YEKATERINBURG -- The Russian Orthodox Church says it has rejected "the right" to build a cathedral at a disputed site in the Urals city of Yekaterinburg.

In a statement released on June 16, Metropolitan Kirill of Yekaterinburg and Verkhoturye said that in an "atmosphere of total lies and deceit" building the church on the site would still be potential cause for discord.

Metropolitan Kirill said he does not want to "give the devil that opportunity."

The statement follows a rare public outcry over the project to build a church in a popular park in Russia's fourth-largest city, which has prompted President Vladimir Putin to urge all sides to find a comprise solution.

On May 22, officials in the Sverdlovsk region scrapped plans to build the church in the park, citing a poll showing that 74 percent of respondents thought locating the new church there was a poor choice.

The authorities arrested about 100 demonstrators during several evenings of protests in Yekaterinburg last month, and sentenced dozens of them to jail terms of between two and 15 days.

In his statement, Metropolitan Kirill said that opponents to the project claimed not to oppose building a church but in practice showed "hatred for the existence of God in their lives."
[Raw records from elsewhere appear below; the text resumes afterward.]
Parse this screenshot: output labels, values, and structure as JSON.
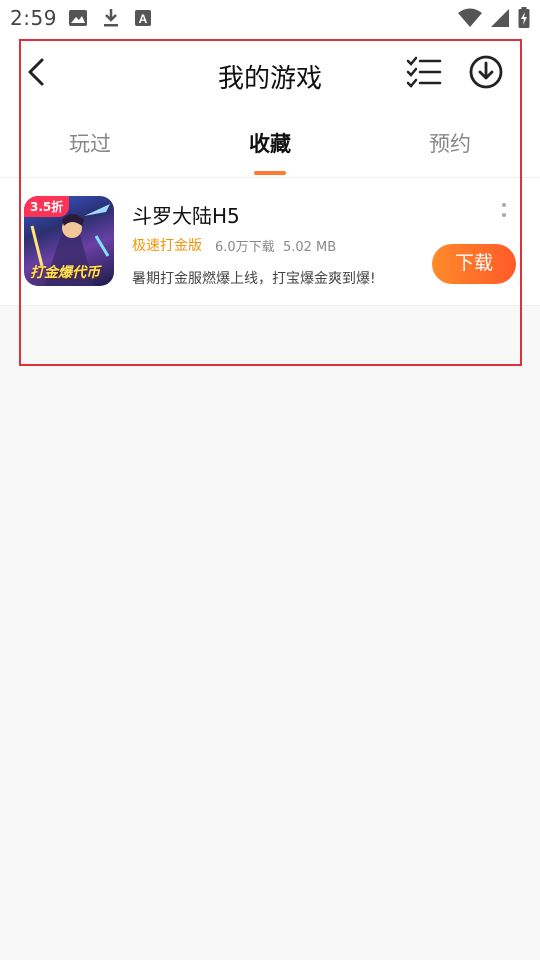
{
  "status_bar": {
    "time": "2:59",
    "left_icons": [
      "image-icon",
      "download-icon",
      "font-icon"
    ],
    "right_icons": [
      "wifi-icon",
      "signal-icon",
      "battery-icon"
    ]
  },
  "header": {
    "title": "我的游戏",
    "back_icon": "back-arrow-icon",
    "manage_icon": "checklist-icon",
    "download_manager_icon": "download-circle-icon"
  },
  "tabs": [
    {
      "label": "玩过",
      "active": false
    },
    {
      "label": "收藏",
      "active": true
    },
    {
      "label": "预约",
      "active": false
    }
  ],
  "games": [
    {
      "name": "斗罗大陆H5",
      "badge": "3.5折",
      "icon_caption": "打金爆代币",
      "tag": "极速打金版",
      "downloads": "6.0万下载",
      "size": "5.02 MB",
      "description": "暑期打金服燃爆上线，打宝爆金爽到爆!",
      "action_label": "下载"
    }
  ],
  "colors": {
    "accent": "#ff7a2e",
    "tag": "#f2960f",
    "highlight": "#e0303a"
  }
}
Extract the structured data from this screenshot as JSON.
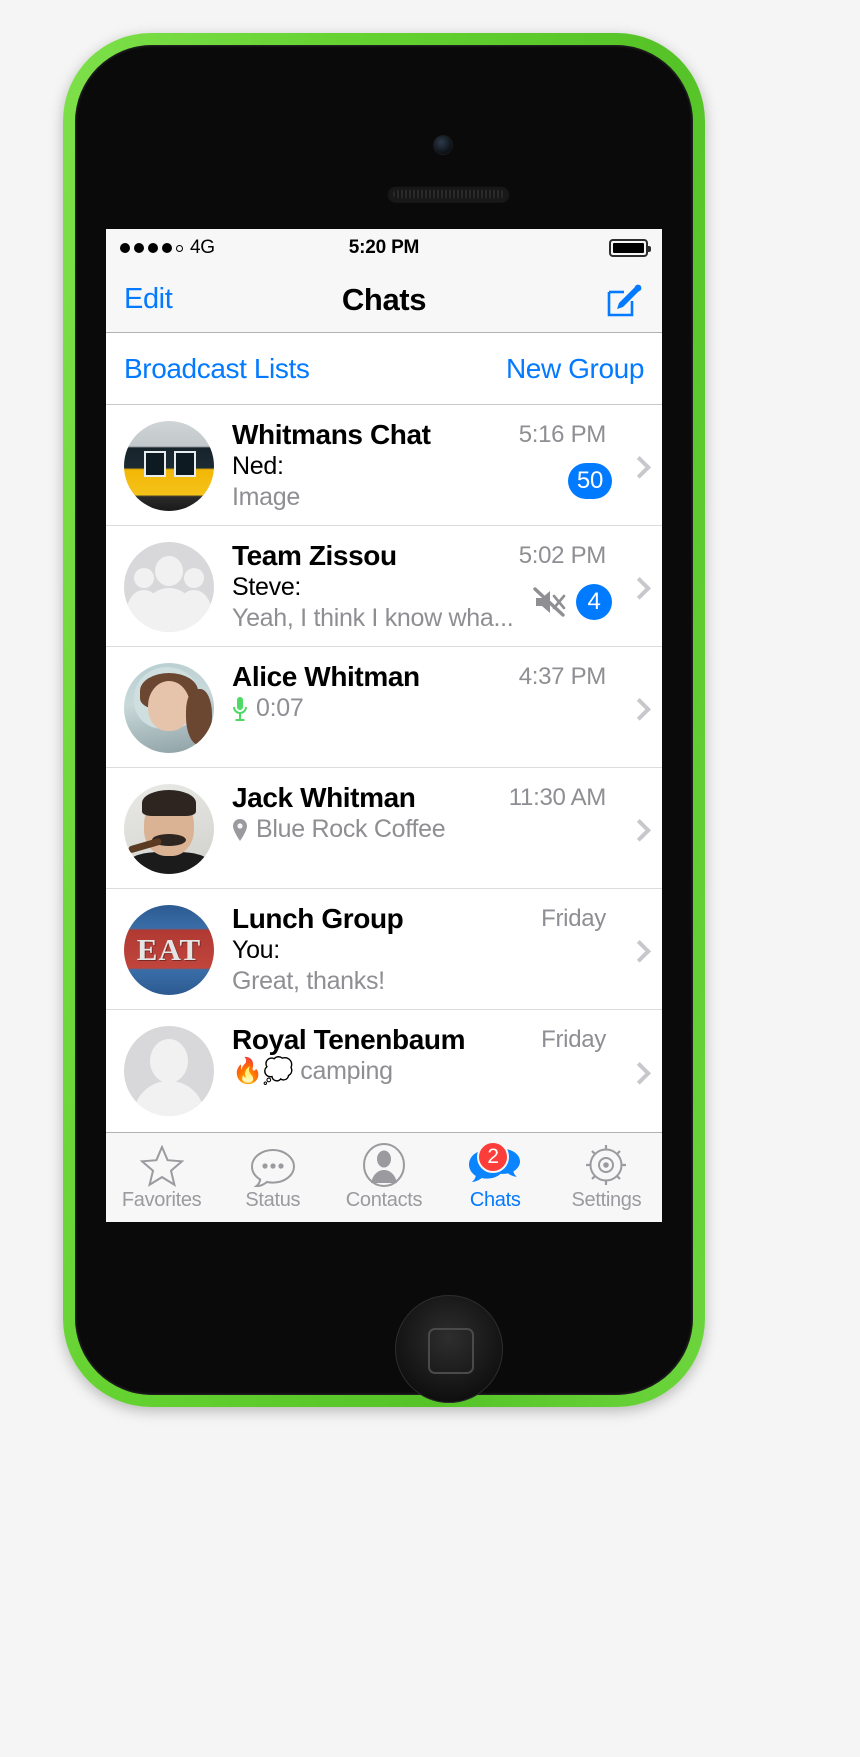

He said the church would be built soon but not on the disputed site or any other green space, park, or public space.

Kirill said that the Church hopes this is the last time it will make a concession, saying: "We have no cheeks left to turn."